- The main reason for raising interest rates is to combat inflation. However the fed doesn’t actually set rates for short term bonds but rather sets the rates at which banks borrow from each other. This in turn affects demand for bonds, which is what changes the yield.
- The right side of the curve, from my understanding, is affected by demand. It gets pushed up when bonds become less attractive and down when they become more attractive. If you sell your 2% bond for 90% of what you paid for it, then the new yield on that bond is 1/0.9 better, if that makes sense. Because the interest is applied to the original price, but you bought the bond for less, so the percent yield is more. So when people sell bonds for less, the yield moves up, and vice versa. When the right side of the yield curve moves down, it indicates that more people are moving into bonds, since they have less faith in other investments. That’s generally not a good sign for the economy.
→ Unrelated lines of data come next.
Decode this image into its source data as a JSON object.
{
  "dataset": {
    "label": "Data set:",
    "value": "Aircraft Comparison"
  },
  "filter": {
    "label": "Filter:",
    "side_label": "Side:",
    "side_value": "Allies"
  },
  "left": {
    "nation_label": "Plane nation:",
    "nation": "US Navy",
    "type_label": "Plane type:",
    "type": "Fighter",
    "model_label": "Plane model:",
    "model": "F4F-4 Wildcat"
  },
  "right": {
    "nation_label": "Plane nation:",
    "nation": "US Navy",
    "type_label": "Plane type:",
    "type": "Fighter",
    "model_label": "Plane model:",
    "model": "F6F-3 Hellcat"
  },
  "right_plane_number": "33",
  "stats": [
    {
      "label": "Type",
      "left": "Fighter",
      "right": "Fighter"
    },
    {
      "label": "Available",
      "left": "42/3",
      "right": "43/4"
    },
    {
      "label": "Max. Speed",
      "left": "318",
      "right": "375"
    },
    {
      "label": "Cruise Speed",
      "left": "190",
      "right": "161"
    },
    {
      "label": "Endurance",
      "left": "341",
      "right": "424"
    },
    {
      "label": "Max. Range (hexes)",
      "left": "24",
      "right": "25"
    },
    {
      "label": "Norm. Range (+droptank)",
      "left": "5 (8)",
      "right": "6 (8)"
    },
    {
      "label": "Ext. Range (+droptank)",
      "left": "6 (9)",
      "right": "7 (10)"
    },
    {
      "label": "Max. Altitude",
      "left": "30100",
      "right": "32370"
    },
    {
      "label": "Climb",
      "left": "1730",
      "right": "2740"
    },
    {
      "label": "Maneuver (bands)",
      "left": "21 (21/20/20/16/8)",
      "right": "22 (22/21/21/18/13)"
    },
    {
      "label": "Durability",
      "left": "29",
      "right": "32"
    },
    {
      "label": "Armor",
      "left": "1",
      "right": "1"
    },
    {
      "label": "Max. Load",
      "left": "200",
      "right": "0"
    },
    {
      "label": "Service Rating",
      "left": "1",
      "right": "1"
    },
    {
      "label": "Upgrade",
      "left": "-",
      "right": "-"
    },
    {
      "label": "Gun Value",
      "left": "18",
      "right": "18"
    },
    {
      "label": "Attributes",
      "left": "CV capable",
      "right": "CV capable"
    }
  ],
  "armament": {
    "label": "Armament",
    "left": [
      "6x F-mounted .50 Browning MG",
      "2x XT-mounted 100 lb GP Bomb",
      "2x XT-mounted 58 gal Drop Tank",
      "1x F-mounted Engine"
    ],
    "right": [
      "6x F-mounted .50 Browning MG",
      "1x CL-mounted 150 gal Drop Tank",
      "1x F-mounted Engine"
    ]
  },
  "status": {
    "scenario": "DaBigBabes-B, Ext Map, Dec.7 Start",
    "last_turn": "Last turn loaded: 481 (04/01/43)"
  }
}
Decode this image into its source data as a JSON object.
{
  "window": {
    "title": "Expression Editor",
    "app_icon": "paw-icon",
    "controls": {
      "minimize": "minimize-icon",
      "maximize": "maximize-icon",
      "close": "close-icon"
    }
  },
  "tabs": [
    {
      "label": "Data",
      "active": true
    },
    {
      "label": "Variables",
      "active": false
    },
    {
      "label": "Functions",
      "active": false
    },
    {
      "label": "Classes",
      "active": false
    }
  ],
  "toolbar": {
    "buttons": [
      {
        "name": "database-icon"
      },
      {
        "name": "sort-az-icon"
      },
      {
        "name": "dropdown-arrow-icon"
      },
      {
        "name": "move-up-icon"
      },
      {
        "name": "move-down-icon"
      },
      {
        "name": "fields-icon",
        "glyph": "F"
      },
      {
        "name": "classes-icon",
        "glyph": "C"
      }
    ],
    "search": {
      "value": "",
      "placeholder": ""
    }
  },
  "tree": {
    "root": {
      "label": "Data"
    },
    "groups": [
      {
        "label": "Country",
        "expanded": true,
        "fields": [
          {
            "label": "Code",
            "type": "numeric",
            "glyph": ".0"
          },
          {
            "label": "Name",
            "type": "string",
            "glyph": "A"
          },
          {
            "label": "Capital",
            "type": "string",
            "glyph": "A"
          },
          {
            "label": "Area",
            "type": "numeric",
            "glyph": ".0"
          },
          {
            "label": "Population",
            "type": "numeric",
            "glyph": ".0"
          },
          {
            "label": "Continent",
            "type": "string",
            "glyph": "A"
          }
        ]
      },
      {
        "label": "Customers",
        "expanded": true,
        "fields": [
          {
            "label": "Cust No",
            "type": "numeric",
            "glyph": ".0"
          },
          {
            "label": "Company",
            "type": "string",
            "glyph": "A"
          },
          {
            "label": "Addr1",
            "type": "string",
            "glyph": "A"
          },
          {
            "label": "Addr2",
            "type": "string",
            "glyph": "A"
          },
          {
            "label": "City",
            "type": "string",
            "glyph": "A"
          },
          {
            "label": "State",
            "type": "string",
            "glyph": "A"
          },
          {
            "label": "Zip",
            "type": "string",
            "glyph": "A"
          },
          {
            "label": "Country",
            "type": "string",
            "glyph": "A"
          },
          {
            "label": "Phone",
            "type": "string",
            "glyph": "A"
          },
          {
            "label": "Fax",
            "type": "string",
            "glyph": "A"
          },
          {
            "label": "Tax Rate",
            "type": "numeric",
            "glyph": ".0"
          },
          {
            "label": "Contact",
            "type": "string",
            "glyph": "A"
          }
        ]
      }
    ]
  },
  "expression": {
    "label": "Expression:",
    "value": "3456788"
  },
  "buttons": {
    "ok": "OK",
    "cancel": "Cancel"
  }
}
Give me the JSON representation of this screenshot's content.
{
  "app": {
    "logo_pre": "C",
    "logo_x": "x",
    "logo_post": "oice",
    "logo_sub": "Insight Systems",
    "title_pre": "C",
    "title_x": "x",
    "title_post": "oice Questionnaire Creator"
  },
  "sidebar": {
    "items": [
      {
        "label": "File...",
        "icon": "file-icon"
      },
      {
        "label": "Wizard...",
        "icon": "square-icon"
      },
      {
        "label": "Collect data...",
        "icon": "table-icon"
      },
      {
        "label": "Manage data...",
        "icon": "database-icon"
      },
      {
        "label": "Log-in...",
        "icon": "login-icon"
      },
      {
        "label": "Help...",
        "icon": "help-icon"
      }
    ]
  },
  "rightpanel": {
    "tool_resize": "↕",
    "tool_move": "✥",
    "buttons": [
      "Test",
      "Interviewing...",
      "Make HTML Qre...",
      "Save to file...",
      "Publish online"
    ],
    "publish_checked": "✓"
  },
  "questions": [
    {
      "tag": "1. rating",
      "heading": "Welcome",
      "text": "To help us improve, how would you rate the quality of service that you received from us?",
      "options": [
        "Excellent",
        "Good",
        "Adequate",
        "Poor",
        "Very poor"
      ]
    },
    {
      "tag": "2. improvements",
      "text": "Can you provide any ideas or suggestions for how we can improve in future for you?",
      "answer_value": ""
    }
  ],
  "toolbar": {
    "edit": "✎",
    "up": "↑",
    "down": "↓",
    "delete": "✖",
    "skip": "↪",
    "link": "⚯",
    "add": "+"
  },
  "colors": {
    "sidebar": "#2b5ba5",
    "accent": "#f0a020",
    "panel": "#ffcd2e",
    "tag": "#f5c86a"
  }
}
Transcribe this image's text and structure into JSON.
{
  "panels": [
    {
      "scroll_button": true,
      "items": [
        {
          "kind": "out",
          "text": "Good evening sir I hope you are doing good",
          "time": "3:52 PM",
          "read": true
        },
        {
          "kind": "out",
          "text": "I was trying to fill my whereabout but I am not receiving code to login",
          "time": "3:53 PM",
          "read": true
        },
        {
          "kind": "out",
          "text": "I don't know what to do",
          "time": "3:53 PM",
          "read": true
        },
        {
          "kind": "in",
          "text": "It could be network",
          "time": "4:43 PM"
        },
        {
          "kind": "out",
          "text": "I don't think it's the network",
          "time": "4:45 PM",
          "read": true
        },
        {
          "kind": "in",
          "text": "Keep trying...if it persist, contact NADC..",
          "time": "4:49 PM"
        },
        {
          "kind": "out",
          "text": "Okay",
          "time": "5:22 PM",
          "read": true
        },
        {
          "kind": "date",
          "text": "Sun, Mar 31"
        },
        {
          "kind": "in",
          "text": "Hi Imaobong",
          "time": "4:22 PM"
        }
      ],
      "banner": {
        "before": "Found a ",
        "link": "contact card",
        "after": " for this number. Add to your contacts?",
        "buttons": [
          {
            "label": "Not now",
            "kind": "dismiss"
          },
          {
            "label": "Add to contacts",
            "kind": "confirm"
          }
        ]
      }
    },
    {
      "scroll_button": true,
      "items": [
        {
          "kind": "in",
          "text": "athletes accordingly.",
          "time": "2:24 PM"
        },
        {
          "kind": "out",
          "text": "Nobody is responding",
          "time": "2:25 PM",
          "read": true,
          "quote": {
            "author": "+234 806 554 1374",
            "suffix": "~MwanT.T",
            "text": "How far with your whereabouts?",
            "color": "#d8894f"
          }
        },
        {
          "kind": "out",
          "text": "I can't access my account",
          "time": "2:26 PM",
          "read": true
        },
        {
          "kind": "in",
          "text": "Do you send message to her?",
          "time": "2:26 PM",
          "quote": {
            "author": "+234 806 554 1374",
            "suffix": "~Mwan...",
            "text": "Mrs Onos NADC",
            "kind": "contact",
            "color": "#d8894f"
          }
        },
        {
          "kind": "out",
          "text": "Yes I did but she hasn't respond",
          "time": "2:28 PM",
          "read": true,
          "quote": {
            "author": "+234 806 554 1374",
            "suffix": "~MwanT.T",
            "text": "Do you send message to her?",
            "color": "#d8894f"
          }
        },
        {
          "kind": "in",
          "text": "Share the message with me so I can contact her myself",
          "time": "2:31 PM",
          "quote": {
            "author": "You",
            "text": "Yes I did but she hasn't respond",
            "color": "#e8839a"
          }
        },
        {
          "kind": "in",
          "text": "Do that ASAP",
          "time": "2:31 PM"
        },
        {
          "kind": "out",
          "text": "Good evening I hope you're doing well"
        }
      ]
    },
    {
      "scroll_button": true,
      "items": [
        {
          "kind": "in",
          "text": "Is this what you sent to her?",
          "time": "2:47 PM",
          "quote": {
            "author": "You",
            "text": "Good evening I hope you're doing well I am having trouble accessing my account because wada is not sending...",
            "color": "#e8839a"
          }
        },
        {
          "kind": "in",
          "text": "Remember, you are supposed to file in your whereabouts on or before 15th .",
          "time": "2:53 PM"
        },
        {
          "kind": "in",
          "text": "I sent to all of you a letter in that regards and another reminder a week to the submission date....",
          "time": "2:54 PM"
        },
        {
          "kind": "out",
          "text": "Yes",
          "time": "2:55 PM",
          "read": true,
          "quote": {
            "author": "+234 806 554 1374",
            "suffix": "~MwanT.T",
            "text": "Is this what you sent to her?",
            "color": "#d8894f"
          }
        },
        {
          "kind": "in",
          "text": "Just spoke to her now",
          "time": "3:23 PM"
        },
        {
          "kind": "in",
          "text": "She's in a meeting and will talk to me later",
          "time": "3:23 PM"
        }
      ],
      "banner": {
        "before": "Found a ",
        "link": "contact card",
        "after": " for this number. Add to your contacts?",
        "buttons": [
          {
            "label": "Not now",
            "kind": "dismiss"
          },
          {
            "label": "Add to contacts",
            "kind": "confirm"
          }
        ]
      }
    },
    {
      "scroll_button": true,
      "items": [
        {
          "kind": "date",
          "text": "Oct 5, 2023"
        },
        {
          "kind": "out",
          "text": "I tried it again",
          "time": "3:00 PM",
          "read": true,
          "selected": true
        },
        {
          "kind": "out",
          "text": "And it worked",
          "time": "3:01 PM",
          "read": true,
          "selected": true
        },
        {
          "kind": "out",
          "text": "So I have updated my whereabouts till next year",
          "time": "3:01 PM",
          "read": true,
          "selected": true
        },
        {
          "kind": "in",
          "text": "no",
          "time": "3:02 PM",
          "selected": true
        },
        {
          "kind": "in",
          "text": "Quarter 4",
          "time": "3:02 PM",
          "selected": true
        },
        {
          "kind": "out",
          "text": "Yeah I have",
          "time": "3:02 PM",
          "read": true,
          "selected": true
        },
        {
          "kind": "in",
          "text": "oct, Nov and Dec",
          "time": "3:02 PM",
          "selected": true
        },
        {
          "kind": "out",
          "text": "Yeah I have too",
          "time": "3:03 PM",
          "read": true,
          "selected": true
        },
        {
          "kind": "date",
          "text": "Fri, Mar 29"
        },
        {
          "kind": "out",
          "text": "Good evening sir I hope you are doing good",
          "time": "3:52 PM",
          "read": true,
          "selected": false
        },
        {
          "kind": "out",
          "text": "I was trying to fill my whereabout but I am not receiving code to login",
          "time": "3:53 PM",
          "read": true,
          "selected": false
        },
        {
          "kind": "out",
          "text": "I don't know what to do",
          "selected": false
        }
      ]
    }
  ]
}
- When people refer to an inverted yield curve, they are usually referring to 2 year vs 10 year yield, iirc because those 2 notes are more actively traded than others. However, some people look at other comparisons too. Some areas of the yield curve are inverted, but the 2/10 is not, yet.